The Community Street Bash is one event that is in jeopardy of joining a long list of other events in Green Lake County to be canceled or moved virtually due to COVID-19. As of right now, Harvest Fest still is on as scheduled. submitted photo
by Joe Schulz
Green Lake’s list of community events continues to shrink as the Green Lake Half Marathon, Town Square’s Concert on the Pond as well as July and August Bingo at Town Square have all been canceled.
The announcements came at a meeting Wednesday, July 15 at which event organizers brainstormed best practices for continuing to host events amid the coronavirus pandemic.
Beyond announcing cancellations, much of the meeting was used to discuss the logistics of hosting Harvest Fest and the Community Street Bash.
While Green Lake Area Chamber of Commerce Executive Director Lisa Beck announced Harvest Fest is still on, the future of this year’s Community Street Bash is much more uncertain.
The Community Street Bash is a free event that features live music, adult beverages and a variety of food vendors with proceeds going to local non-profits.
Mike Havey, who puts on the street bash each year, would like to host the event, but he isn’t sure that it will be safe, even if social distancing is encouraged.
“You can say we’re social distancing, but you know what’s going to happen when the event actually takes place,” Havey said. “I’d hate to see this event go to the wayside, but I don’t know what to do.”
Green Lake County Health Officer Kathy Munsey attended the meeting and has attended the Community Street Bash in the past. She noted it’s unlikely that people will practice social distancing at the event.

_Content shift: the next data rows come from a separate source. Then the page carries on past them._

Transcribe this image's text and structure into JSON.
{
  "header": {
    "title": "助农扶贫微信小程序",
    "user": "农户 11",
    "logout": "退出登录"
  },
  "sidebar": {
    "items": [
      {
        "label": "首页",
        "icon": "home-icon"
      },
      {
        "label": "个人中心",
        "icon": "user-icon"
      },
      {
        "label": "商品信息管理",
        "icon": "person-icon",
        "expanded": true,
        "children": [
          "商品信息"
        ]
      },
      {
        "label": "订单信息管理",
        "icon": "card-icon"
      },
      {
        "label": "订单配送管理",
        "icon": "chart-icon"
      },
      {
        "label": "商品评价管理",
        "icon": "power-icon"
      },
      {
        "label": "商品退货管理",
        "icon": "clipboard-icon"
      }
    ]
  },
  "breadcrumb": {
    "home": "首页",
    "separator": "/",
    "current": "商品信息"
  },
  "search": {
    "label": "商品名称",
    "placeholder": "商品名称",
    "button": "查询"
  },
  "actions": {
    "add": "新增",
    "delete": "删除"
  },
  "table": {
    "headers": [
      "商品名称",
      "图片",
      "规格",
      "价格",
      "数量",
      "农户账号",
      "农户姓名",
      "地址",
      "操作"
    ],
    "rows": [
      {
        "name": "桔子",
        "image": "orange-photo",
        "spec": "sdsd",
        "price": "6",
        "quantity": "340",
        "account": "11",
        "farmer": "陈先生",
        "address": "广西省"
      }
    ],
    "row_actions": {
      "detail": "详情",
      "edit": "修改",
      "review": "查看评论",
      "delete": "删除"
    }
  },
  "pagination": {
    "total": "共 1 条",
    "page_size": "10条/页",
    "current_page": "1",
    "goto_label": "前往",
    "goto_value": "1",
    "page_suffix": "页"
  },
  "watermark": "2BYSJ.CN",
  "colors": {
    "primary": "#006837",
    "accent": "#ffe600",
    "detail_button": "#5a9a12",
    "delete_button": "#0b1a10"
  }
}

Munsey noted the recommendation for events is to keep attendance below 50 people. The Community Street Bash would likely far exceed 50 people as the event had over 1,000 people in attendance last year, 800 the year before and 600 in its inaugural year.
“If you want to be responsible, I would say the best thing is probably finding a way to raise funds virtually and protect the public,” Munsey said. “It is a wonderful community event that I don’t want to see go by the wayside either, but a lot of events have had to for this year.”
In terms of ways to make the event safer, she didn’t have many recommendations, as similar events have been canceled across the country.
“When I look at so many of the other events that have had to cancel, especially music festivals, they have canceled because they can’t figure out a way to do it,” Munsey said. “I’ve not seen a venue that has really done it safely.”
As of July 15, she noted Green Lake County had seven active COVID-19 cases, and was monitoring 40 people who were in close contact with someone who was confirmed to have the virus.
Of those 40 people, Munsey added “almost all of those people have been to an event,” whether a community event or family gathering.
“There’s all these things that people go to,” Munsey said. “When you call them and ask, ‘Did you know you were in contact with the COVID case?’ They say, ‘I can’t believe it. I thought I was going to be safe. It was all family and friends and people I know.’”
Additionally, the health department will not know if Independence Day events in Green Lake County will affect their caseload until two weeks after the event.
Due to Green Lake being a tourist destination, Munsey noted contact tracing cases from Independence Day could prove difficult because someone may get tested and diagnosed in Illinois, meaning the Green Lake County Health Department may not be notified.
“Don’t get a false sense of security from saying, ‘We only have this many cases,’” Munsey said. “It could be higher; it could be much higher.”
After the meeting, Havey was leaning towards canceling the street bash, but plans to continue talking to the health department before making a final decision.
In terms of Harvest Fest, Munsey was more optimistic that the event could be held safely because it will encompass the entire downtown rather than one venue.
However, she did express concerns about what the virus’ spread could look like by September.
“Our kids will be back to school,” Munsey said. “Then what’s going to happen? Will we have more cases?”
Beck is in the early stages of planning Harvest Fest. She plans to continue working with the health department, local officials, businesses and other stakeholders to ensure Harvest Fest can continue safely.